The four-way stop at the intersection of Pennsylvania Avenue and Liberty Street in downtown Warren has drawn the ire of motorists and pedestrians alike.
Drivers don't like the congestion that can result, and pedestrians have expressed concern about getting hit.
But how is it actually supposed to work?
Reading from the vehicle code, City of Warren Police Sgt. Brandon Deppen said on Wednesday, "When two vehicles approach or enter an intersection from different highways at approximately the same time, the driver of the vehicle on the left shall yield the right of way to the vehicle on the right."

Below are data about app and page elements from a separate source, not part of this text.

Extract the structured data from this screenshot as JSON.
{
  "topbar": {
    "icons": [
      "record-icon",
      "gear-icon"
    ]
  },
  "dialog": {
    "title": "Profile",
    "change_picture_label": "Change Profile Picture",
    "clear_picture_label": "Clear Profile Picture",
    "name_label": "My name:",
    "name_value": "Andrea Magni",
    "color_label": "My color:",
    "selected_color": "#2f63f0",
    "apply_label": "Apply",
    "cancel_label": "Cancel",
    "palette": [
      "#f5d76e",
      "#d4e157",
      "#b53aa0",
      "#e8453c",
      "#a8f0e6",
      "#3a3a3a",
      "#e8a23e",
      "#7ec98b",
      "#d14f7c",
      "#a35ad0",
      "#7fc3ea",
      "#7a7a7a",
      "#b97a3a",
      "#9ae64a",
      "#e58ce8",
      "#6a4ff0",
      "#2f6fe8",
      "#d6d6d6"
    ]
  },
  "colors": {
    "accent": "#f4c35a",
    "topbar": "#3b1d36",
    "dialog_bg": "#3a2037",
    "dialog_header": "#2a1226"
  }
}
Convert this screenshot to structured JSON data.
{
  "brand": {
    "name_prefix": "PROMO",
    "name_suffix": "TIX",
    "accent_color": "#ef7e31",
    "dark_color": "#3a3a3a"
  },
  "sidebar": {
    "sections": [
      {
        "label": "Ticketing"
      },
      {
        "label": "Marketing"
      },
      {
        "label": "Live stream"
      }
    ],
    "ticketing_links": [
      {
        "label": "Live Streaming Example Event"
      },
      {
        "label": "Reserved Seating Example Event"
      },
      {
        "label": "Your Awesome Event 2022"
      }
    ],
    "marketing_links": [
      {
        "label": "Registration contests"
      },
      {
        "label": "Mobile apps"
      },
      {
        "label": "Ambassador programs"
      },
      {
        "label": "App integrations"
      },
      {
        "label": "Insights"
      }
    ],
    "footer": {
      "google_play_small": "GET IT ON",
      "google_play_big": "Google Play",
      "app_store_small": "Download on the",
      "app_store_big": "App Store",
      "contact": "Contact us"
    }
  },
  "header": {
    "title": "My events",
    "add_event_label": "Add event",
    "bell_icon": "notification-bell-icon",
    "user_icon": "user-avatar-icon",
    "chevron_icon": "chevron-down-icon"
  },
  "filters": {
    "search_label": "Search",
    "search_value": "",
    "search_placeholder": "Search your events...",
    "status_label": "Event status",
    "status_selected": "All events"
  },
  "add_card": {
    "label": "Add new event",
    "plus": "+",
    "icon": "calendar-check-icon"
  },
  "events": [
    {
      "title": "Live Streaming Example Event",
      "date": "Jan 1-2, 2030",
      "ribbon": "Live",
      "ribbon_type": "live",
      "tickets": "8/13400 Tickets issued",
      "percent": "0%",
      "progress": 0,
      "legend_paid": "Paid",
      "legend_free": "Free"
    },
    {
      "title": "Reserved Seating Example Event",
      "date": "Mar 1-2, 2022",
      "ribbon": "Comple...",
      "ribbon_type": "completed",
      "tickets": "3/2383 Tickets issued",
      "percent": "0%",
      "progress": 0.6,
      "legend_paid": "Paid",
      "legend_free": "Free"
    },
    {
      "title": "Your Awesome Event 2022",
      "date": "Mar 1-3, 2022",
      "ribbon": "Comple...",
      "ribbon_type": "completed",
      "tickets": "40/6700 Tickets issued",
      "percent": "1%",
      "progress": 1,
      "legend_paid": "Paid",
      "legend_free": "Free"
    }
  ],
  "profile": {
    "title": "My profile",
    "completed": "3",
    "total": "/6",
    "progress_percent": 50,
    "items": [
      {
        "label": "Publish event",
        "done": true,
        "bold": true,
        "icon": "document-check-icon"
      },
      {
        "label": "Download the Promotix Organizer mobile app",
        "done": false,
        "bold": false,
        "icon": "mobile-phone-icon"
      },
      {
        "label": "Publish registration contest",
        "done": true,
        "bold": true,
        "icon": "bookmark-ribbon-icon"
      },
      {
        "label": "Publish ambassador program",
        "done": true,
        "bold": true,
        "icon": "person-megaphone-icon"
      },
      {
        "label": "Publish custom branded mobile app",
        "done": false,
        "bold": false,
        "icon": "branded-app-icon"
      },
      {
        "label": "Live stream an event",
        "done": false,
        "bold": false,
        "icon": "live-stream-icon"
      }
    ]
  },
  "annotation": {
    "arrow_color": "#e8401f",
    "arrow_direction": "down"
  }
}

So, for example, if you're driving south on Liberty Street and a vehicle traveling east on Pennsylvania Avenue stops at the intersection at the same time, by law, you have the right of way.
Stop sign rules also help clarify the situation.
"Every driver of a vehicle approaching a stop sign shall stop at a clearly marked stop line" or cross walk line, the code states. If no line exists, a vehicle is to stop "at a point nearest the intersecting roadway where the driver has a clear view of the intersecting roadway before entering."
Deppen explained that if a motorist still does not have a clear view after stopping, according to the code, "The driver shall, after yielding the right of way to any pedestrians in the crosswalk, slowly pull forward from the stopped position to a point where the driver has a clear view of approaching traffic."
But just because vehicles have to yield to pedestrians, it doesn't mean pedestrians don't have responsibilities. The code says, "No pedestrian shall suddenly leave a curb or walk or run into the path of a vehicle which is so close as to constitute a hazard."
The meaning? It's possible for a pedestrian to get hit in a crosswalk and still be at fault.
"If they run out in front of someone who stopped, they (pedestrians) can be at fault," Deppen said. "They still have to exercise care as a pedestrian."
Deppen said the police department has not had any reportable accidents at the intersection involving vehicles or pedestrians. "We have had complaints of near misses from people," he added.